A small New York hedge fund has found a new way to profit from the unfolding Greek economic tragedy.
The cash will push the assets at Greylock past the $500 million mark.
Greylock’s profile rose earlier this year with Humes’ involvement on the Greek creditors’ committee.
The Midtown Manhattan fund, which buys distressed emerging-market debt, had already profited from the Athens meltdown by buying severely discounted Greek debt last fall.
Humes’ purchase price was below the 25 percent payout engineered in the March Greece restructuring — allowing Greylock to pocket the difference.
Despite the bonds’ recent decline, Humes is still bullish on Greece.
The money manager thinks the country should be given a break and allowed to operate on a much longer fiscal leash.
“It doesn’t look like austerity works,” he said. “You’ve got to ease up.”
“If you want to buy something, buy Greek bonds,” said Humes. Since the election, the bonds have rallied by 20 percent to yield about 25 percent.
That compares with the 6.5 percent offered by 10-year Spanish government bonds.
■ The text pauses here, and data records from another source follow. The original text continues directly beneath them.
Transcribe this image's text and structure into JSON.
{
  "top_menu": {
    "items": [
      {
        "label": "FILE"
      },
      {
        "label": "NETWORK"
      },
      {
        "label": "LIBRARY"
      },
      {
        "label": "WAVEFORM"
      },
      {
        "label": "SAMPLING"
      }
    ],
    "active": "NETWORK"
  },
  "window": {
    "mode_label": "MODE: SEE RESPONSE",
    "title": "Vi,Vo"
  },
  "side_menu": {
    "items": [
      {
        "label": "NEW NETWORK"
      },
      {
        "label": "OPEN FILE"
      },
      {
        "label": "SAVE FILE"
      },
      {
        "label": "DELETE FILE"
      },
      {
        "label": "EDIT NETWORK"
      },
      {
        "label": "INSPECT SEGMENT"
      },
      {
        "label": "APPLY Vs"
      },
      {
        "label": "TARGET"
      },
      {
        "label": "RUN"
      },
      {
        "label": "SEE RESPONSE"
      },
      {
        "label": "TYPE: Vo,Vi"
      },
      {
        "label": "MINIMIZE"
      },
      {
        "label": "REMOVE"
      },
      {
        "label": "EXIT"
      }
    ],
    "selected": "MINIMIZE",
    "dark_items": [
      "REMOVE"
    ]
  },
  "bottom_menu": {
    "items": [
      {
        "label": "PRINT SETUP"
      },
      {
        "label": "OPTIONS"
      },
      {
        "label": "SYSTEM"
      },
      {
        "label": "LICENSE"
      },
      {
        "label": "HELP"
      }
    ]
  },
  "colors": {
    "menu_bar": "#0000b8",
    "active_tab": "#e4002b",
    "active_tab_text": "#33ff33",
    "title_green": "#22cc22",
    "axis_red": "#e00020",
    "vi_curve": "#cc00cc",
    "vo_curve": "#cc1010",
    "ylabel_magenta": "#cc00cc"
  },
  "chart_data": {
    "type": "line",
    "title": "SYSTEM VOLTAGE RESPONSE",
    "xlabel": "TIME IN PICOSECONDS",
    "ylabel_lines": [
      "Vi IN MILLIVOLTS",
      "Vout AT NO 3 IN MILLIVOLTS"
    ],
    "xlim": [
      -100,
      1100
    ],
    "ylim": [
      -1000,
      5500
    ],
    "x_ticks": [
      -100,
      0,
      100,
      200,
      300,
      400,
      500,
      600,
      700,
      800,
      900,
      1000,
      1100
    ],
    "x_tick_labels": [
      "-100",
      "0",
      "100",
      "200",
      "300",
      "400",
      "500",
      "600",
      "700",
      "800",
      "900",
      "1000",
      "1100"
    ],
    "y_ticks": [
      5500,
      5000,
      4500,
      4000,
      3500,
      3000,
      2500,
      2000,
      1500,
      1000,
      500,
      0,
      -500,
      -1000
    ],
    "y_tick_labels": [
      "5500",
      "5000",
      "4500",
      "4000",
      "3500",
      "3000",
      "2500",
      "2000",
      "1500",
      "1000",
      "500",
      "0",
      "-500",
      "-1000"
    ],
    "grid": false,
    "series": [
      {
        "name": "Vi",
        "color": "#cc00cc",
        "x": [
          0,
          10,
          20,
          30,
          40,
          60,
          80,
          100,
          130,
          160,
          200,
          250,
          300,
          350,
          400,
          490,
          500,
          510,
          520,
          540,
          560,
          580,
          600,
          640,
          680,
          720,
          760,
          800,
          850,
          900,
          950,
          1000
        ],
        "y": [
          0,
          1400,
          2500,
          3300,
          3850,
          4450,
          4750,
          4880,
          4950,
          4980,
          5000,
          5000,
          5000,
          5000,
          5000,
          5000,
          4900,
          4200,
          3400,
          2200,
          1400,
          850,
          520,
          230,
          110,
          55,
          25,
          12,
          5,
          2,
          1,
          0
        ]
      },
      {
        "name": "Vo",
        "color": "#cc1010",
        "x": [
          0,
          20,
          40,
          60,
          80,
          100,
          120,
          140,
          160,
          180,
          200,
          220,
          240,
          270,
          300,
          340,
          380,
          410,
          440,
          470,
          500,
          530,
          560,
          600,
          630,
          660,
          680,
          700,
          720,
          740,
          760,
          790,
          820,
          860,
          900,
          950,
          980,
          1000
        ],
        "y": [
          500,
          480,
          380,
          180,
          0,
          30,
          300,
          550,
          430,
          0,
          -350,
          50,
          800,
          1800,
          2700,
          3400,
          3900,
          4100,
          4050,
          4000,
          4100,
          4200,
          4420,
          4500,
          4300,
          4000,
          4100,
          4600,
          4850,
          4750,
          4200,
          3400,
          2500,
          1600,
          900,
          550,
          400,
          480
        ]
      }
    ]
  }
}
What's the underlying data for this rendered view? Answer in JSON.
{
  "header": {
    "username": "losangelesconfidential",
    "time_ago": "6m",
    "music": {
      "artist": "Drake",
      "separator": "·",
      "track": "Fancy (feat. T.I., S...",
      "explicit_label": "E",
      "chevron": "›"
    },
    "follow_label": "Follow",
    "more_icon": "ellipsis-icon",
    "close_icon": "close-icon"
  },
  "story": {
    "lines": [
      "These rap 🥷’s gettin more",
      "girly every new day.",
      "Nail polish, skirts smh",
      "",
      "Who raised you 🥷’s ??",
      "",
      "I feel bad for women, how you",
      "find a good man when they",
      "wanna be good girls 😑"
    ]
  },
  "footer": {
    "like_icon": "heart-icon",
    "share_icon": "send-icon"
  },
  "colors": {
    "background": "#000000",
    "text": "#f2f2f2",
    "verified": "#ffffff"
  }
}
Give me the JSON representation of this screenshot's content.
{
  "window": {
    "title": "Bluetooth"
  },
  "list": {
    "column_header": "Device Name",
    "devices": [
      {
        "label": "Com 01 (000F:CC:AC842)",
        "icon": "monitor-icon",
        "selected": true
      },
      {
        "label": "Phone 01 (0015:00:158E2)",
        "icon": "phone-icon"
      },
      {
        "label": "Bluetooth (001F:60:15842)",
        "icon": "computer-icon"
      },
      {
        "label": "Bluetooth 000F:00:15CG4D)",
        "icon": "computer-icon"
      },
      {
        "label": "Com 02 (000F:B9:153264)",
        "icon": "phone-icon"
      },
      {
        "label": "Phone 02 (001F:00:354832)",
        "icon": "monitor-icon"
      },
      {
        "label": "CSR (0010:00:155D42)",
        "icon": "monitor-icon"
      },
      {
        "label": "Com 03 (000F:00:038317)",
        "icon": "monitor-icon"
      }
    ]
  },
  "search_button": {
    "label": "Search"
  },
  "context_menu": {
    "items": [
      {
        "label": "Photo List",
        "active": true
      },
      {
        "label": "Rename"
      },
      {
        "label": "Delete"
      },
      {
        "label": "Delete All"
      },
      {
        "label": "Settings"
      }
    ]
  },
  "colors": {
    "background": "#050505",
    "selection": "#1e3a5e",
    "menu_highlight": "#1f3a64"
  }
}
Hans Humes, Midtown Manhattan fund, Greek bonds, Greylock, New York hedge fund